Friday, July 05, 2002

Heat alert ending

By Michael D. Clark
The Cincinnati Enquirer

        Slightly cooler weather is expected to breeze into the Tristate today, bringing an end to this week's heat alerts in Cincinnati and Northern Kentucky.

        A cool front from the north should end four consecutive days of 90 degree-plus temperatures — Thursday's high was 94 — the longest such stretch since July 1999, when the thermometer broke 90 degrees eight consecutive days, according to officials from the National Weather Service in Wilmington, Ohio.

        Malcolm Adcock, Cincinnati's health commissioner, said the city's heat alert, which opened cool centers earlier this week, would cease Thursday evening because of the forecast of lower temperatures.

        “People have done a reasonably good job at keeping themselves safe,” said Mr. Adcock.

        Mr. Adcock explained that city health officials had been tracking hospital emergency room visits for heat-related victims and emergency medical service runs but found no increase this week in either case.

        The Tristate's smog alert ended Wednesday night as air quality improved.

        Officials from the Northern Kentucky Independent District Health Department continued their heat alert through Thursday but closed all but one cool center — at the Greenup Haus at 1122 Greenup St. in Covington.

        High temperatures throughout the Tristate will drop slightly, down to the upper and middle 80s today and continuing through Sunday, said Brian Coniglio, a meteorologist for the NWS. A cool front drifting south from the Great Lakes region is providing relief.

        Dry conditions are expected to continue, with the first chance of rain Monday.

        Updated forecast at
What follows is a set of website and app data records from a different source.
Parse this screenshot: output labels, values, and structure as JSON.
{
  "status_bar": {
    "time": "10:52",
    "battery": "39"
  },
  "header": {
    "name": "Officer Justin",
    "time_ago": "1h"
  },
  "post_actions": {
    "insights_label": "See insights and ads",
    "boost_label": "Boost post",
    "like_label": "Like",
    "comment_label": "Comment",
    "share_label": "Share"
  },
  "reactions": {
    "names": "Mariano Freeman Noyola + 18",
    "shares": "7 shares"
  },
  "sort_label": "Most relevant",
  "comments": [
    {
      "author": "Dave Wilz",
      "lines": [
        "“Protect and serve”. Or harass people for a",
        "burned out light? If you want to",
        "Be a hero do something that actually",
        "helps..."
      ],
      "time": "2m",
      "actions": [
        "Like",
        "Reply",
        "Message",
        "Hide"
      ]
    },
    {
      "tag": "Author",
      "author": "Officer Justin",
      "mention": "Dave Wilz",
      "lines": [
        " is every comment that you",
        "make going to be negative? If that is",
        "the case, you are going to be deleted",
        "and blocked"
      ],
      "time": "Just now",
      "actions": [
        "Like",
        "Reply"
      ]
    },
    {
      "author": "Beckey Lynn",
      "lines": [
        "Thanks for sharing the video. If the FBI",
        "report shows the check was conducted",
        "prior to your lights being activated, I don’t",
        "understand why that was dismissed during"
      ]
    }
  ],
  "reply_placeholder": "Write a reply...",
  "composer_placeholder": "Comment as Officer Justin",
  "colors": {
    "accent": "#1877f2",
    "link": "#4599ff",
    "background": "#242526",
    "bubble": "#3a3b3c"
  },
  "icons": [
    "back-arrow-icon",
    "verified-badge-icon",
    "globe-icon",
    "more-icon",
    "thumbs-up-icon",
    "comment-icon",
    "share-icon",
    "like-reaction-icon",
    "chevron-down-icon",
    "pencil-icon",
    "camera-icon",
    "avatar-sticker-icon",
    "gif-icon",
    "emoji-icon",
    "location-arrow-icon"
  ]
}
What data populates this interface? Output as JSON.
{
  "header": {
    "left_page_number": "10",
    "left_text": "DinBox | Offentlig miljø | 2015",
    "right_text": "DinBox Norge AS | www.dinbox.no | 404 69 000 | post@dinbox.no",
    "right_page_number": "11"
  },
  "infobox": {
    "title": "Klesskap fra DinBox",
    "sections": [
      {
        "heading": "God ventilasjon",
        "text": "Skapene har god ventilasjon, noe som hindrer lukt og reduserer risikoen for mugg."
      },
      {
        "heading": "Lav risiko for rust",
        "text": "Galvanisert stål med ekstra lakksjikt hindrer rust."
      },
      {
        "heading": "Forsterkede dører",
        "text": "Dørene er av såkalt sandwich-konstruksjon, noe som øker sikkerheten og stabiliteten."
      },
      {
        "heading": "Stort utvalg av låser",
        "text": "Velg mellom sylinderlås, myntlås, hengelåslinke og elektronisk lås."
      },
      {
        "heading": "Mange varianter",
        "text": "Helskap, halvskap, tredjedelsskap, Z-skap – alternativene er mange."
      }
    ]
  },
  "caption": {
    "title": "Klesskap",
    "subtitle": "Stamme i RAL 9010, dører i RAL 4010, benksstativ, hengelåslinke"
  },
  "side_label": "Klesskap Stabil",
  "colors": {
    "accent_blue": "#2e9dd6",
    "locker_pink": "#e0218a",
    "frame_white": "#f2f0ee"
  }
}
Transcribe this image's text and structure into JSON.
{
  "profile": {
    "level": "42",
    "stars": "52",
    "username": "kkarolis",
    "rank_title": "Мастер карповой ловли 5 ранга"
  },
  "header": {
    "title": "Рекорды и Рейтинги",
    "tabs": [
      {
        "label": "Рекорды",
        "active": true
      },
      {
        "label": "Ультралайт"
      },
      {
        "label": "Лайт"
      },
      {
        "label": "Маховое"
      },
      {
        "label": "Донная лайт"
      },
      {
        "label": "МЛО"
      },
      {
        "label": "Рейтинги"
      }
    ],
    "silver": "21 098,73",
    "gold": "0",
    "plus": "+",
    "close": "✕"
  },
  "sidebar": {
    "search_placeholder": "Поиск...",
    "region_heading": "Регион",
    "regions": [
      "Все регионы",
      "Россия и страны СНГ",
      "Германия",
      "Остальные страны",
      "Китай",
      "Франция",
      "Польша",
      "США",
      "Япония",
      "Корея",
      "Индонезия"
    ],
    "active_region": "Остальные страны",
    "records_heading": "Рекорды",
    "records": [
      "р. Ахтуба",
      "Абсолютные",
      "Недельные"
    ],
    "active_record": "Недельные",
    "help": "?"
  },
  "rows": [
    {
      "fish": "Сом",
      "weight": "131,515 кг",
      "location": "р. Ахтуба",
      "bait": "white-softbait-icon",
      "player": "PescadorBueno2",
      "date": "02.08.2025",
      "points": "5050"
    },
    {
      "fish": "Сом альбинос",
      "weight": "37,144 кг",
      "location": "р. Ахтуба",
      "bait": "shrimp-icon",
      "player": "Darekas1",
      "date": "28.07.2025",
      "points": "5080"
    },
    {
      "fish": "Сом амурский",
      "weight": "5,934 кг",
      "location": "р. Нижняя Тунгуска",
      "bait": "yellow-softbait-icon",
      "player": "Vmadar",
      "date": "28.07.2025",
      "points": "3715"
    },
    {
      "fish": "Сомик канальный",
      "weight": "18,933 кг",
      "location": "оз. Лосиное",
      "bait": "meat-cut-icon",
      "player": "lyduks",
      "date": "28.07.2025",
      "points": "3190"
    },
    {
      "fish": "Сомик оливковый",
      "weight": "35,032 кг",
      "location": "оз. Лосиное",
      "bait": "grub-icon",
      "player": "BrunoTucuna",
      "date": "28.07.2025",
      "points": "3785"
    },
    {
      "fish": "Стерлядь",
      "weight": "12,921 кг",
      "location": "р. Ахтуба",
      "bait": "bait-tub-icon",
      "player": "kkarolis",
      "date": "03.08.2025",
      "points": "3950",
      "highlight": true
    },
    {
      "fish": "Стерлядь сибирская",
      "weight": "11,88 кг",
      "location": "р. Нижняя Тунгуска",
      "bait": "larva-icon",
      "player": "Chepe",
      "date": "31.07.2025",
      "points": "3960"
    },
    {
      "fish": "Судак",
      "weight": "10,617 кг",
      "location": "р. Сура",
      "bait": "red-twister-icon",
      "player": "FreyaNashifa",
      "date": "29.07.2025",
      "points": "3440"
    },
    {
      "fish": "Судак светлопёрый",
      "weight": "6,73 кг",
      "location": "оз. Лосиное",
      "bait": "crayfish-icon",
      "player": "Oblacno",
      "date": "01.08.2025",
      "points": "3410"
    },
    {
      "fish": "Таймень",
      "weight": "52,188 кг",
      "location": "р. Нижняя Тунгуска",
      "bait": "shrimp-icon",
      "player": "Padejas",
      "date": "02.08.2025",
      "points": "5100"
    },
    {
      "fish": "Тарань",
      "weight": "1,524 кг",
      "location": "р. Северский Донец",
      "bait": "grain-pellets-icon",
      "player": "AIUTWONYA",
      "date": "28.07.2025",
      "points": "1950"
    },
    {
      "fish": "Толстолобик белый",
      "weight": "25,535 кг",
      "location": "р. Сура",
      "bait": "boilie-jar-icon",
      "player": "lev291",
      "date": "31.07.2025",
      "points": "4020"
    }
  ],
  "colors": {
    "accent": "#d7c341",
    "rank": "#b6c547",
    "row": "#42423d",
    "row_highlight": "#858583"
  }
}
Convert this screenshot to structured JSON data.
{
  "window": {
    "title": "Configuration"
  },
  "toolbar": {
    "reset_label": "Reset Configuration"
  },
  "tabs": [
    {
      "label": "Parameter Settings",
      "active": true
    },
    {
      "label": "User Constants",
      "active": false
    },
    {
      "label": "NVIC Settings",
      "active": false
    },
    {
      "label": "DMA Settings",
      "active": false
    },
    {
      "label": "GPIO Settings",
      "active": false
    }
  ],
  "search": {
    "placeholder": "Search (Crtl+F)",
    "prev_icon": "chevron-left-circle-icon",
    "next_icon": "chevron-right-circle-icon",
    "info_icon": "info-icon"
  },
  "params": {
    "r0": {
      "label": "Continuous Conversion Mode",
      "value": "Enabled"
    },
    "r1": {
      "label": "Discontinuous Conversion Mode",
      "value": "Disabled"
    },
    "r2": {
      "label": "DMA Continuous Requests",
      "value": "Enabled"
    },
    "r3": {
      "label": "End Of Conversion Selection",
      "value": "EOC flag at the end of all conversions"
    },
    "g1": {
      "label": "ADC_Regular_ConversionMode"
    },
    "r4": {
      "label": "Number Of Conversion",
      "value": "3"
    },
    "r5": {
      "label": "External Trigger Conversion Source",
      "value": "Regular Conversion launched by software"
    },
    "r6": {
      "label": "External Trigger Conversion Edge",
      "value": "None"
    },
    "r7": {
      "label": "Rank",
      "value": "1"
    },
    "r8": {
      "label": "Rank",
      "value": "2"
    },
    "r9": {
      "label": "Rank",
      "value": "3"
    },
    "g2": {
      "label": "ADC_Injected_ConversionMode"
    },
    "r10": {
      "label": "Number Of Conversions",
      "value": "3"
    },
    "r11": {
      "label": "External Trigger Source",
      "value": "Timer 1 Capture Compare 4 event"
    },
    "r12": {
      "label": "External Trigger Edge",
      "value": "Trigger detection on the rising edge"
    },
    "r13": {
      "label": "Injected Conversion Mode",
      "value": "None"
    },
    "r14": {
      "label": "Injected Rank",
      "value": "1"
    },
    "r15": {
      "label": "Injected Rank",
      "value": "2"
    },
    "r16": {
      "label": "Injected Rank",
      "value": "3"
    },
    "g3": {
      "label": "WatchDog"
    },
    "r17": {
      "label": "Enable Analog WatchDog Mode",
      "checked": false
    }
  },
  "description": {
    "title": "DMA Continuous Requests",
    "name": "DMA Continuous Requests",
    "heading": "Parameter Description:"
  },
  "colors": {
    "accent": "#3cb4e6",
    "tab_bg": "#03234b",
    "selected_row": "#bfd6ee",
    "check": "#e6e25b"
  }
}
West Chester a city? Idea cooks
Firecracker injury requires surgery
Tristaters mark Fourth with fervor
Giant American flag painted on front lawn
More holiday weekend events
- Heat alert ending
Police equipped for mentally ill
Truck flips at Lytle Tunnel - again
BRONSON: Drug fiends escalate war on city
Local Digest
SMITH AMOS: We're killing ourselves for pizza, fries
Diana Greer, 66, forged career in business world
Empowerment takes new focus
Exhibit tracks man's mission
Glen Este newscasters honored
Good News: Program will mold leaders
School planning process under way
For Woody Evans, jazz was life's blood
Future weapons developed
High court won't hear farm's appeal
Ky. radio station rallies for overweight coal trucks
Remark clears Columbus airport
Some school districts holding onto surplus
Three more priests on leave
Troopers out to stem rise in highway deaths
Two killed in Fostoria fire
Unprescribed drug causes man's death
Wallace's joins suit against accountants
Wethington resigns from dining club